Been debating on how to keep an eye on my home network and decided to take a swing at getting a monitoring system built from scratch to build my coding skills more. General idea:
- Have a list of devices stored in a database with information such as IPs and names
- Pull this device list, and run a ping sweep on all devices to test for activity/status
- Log this into the database for reference
- Build a lightweight front end to show this information at a glance
At this point, I’ve gotten a basic running version of this on a dedicated Linux system (Ubuntu 12.04LTS with a LAMP install). It’s extremely fast and runs every 5 minutes out of a cron entry. I’ve gotten most of the items done:
- Database has multiple devices which can be added through front end GUI based off PHP
- GUI (webpage) refreshes every 60 seconds and shows the last pull status along with logs from recent pulls to look for trends
- Cron entry kicks off Perl poller that pulls information from DB and pings each device; 10 devices in less than a second total
- Stable and has been working without issue for a few days now
I’ve also gone and tested a few of the devices, unplugging them and what not and still show up without issue. Mind you, this is a dirty way to show this information and needs cleaning, but it works. Next goals are to clean up the dashboard a bit, maybe add a search tool in the near future and some color logging to note the bad devices. Who knows, maybe a ticket system in the future? Stay tuned as always!
Before I continue: I am NOT a fanboy nor do I push to use Apple’s products exclusively. I have an Android phone (Motorola X2) which I love, along with a Transformer 300T tablet. Onto the good stuff…
Why would I consider a Mac when I’ve been a PC guy literally my whole life and swear by Windows for gaming and day to day functionality? A bunch of guys at the office are being upgraded to Macbook Pro systems and the developers swear by them for using the tools for coding and the terminal itself for developing code. I do a bit in Perl and Bash both for work and for home life so it only makes sense to develop this on a *NIX based system (Linux/Unix, or a Mac in this instance) so it”s easier to test and migrate system to system. Along with this, I”ve spoken to a number of people who use them day to day and also love the systems as IT people who use them very often (think 8+ hours a day between work and home). So, I got an on call from work for some extra money and took the plunge.
What did I get?
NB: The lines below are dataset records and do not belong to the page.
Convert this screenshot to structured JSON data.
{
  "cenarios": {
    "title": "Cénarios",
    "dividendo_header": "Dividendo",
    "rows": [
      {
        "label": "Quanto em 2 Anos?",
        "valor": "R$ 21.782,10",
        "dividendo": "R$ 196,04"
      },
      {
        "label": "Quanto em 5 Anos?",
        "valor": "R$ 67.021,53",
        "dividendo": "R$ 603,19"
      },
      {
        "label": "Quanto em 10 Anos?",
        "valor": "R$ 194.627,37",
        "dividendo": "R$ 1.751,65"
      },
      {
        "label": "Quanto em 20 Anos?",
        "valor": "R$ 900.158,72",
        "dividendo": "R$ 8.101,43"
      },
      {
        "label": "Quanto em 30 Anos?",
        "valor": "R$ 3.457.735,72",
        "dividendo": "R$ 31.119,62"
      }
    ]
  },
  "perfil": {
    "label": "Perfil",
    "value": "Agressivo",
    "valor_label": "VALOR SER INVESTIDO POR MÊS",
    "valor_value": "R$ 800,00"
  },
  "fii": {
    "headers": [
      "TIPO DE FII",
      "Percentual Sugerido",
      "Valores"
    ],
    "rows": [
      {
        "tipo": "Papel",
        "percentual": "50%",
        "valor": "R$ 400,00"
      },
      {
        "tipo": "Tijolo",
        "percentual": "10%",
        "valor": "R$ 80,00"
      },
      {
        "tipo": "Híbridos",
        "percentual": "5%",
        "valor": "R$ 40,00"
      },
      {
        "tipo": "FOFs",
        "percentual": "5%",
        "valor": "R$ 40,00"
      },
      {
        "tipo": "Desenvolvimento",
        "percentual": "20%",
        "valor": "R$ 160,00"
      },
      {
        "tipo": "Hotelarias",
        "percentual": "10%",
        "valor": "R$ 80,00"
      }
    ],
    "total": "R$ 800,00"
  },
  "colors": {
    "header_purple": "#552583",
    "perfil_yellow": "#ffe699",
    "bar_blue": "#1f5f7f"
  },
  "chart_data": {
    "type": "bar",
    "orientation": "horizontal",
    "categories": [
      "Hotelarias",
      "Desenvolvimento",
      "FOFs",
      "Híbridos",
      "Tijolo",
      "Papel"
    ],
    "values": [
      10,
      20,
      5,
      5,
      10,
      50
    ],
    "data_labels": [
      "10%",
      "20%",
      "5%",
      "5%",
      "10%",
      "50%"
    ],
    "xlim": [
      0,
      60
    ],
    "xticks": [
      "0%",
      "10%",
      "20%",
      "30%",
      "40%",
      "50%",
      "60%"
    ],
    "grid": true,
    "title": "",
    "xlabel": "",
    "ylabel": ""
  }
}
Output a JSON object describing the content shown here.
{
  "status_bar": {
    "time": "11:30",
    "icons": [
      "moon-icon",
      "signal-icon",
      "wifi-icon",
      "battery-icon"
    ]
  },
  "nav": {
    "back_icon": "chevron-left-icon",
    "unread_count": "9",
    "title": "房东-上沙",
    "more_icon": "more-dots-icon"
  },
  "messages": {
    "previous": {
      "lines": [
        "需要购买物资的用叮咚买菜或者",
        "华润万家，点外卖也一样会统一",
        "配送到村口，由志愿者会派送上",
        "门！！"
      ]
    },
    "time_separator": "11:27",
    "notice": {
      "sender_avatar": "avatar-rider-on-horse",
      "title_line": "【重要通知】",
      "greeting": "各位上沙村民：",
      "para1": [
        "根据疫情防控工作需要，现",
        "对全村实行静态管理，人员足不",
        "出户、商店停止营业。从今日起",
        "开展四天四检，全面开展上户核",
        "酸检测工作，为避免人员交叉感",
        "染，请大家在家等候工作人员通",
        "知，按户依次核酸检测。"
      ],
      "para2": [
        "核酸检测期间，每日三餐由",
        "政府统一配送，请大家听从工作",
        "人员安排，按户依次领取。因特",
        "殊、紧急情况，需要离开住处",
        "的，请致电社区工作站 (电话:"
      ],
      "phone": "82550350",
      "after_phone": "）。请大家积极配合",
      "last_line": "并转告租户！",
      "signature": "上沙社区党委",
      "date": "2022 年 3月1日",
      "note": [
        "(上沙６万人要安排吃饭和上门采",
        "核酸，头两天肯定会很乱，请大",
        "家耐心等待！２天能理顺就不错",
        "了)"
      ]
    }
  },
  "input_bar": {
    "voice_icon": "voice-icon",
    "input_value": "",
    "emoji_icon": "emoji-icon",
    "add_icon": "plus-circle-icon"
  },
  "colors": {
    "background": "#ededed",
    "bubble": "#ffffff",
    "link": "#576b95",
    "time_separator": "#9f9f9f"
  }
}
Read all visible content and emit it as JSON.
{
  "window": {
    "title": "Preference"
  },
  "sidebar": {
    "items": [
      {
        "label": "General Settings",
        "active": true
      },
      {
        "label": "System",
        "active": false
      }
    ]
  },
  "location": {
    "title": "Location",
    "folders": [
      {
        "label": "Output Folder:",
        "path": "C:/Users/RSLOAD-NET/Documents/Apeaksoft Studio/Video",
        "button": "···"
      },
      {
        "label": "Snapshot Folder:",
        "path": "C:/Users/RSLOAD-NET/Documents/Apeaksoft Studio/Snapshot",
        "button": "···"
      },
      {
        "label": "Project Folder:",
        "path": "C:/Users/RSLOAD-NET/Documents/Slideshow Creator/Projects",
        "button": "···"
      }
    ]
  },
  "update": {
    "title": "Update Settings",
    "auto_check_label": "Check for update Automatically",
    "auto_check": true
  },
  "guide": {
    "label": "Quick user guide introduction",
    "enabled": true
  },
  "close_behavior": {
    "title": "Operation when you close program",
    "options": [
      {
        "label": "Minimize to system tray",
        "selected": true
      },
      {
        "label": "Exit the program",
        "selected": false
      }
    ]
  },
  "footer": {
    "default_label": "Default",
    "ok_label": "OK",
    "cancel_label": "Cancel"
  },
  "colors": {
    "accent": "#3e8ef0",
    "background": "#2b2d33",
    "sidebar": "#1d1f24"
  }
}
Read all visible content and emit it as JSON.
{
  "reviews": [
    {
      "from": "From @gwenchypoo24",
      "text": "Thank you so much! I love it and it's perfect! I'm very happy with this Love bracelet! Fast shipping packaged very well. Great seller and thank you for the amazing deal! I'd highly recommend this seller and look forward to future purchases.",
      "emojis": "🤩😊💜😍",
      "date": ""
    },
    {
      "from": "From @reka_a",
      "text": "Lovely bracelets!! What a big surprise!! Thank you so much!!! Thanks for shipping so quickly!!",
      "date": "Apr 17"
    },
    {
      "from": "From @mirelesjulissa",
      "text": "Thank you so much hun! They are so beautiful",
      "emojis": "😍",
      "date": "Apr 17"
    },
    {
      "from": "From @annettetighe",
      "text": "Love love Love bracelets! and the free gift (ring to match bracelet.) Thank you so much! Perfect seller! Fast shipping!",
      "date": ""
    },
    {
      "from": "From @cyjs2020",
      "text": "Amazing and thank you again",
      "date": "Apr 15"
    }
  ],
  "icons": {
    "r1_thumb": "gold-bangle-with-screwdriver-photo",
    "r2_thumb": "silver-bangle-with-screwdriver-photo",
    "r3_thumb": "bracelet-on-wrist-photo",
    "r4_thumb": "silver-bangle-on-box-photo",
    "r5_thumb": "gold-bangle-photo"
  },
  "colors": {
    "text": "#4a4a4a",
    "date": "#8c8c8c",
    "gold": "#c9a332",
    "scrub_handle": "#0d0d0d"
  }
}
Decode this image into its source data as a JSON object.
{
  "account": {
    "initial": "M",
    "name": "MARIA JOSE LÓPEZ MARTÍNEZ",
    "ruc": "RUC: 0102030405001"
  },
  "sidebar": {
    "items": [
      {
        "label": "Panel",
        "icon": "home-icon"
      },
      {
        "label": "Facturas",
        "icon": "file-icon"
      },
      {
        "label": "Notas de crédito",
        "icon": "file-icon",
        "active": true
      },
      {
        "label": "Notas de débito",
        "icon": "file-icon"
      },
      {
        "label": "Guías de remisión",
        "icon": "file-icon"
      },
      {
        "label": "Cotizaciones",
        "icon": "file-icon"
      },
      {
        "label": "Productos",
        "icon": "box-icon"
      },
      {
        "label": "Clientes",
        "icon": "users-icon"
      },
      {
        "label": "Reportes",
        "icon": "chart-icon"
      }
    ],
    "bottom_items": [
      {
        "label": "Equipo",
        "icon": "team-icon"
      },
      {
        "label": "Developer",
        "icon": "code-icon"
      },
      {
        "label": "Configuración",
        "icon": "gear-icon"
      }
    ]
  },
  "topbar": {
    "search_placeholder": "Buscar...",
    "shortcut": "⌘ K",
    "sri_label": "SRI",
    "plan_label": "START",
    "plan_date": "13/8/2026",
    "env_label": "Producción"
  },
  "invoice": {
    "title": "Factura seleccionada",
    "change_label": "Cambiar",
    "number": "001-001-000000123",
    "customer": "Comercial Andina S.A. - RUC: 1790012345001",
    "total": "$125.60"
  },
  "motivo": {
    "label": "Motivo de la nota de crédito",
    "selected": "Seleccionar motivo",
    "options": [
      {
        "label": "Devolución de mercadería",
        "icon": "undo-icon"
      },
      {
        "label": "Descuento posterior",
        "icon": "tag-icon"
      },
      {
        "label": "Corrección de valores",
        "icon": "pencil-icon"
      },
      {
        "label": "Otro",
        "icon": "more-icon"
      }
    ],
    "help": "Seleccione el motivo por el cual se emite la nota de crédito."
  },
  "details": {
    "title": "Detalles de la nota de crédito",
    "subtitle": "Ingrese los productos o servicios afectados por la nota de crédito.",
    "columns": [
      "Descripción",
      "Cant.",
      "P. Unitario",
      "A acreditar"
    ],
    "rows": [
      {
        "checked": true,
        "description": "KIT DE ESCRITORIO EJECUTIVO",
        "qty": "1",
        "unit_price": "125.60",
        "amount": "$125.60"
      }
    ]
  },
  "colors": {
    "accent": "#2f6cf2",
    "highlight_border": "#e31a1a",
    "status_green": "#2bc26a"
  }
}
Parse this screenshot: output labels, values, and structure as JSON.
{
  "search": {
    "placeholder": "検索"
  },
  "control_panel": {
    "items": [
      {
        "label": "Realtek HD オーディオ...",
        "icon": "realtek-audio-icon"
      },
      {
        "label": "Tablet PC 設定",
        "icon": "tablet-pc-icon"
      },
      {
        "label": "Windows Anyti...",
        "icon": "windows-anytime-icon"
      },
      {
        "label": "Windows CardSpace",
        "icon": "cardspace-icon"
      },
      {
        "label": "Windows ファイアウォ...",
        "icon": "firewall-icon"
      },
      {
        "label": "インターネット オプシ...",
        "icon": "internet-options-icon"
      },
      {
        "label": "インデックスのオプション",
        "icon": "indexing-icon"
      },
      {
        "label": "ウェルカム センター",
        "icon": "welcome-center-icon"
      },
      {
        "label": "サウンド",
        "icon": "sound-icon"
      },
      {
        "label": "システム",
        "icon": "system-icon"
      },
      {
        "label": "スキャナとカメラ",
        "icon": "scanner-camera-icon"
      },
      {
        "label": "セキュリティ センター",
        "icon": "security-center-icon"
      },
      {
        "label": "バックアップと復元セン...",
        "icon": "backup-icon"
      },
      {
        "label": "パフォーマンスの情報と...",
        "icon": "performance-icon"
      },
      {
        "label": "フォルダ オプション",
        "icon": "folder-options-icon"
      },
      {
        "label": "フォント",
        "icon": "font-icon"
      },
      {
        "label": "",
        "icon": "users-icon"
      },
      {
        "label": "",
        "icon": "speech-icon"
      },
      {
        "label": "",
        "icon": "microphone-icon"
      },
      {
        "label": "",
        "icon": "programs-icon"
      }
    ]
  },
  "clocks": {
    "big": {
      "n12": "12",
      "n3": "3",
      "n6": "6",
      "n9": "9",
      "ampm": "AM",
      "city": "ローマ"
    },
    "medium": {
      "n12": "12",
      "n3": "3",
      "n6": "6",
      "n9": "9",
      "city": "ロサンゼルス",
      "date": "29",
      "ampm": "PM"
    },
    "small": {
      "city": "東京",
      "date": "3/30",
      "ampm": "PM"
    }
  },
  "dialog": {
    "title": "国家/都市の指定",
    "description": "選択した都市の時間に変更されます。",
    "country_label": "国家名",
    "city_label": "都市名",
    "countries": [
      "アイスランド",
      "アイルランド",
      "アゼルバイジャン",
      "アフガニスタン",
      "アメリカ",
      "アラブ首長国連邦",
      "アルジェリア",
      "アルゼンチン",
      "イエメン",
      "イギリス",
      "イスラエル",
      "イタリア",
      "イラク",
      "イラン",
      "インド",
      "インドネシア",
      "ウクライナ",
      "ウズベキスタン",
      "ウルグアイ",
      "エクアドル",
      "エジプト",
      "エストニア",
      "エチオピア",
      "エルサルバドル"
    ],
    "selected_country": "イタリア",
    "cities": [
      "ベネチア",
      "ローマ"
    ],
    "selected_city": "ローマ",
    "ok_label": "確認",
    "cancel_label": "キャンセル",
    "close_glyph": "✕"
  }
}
I went the refurbished route as the warranty is the same as the new ones and I’ve had decent luck with refurb products in general. I’ve also been told that the build quality is quite excellent so I didn’t expect to be disappointed. Onto the good stuff:
- MacBook Pro, November 2013 Series
- 16GB DDR3L RAM
- i7-4850HQ, quad-core, 2.3 – 3.5GHz
- 15 inch retina display
- 512GB SSD
I want to note at this point in the story I have NO recent experience with Mac operating systems, not since elementary school when I used them in a computer lab, so going into this I had very little experience. Thankfully I’m pretty apt to figuring out new toys.
I’ve owned the machine for a few months now and it’s been a learning experience to say the least. The Macbook Pro is ridiculously fast and has only had a couple moments where it’s showed the slightest slow down, and that was while running multiple VMs (in VirtualBox) along with a slew of other applications through work. The learning curve from an IT guy perspective hasn’t been bad. Google is a good friend in this case to find applications (Apps for short) to replace a number of the Windows programs I’d normally use. I use Chrome anyways so that was a quick install, then installed Office 2010 for Mac since I use the system for work and need the full capabilities and options. Adium, Spotify, VirtualBox, and ZOC round out my other Apps I use on almost a daily basis. Apart from not having a Notepad++ solution (using Editra but doesn’t have the full functionality), I haven’t had a hard time finding anything to replace my Windows brethren.
Next steps: Start looking into some of the games from my Steam library and look into Wine for Mac to run Windows applications. More updates to come!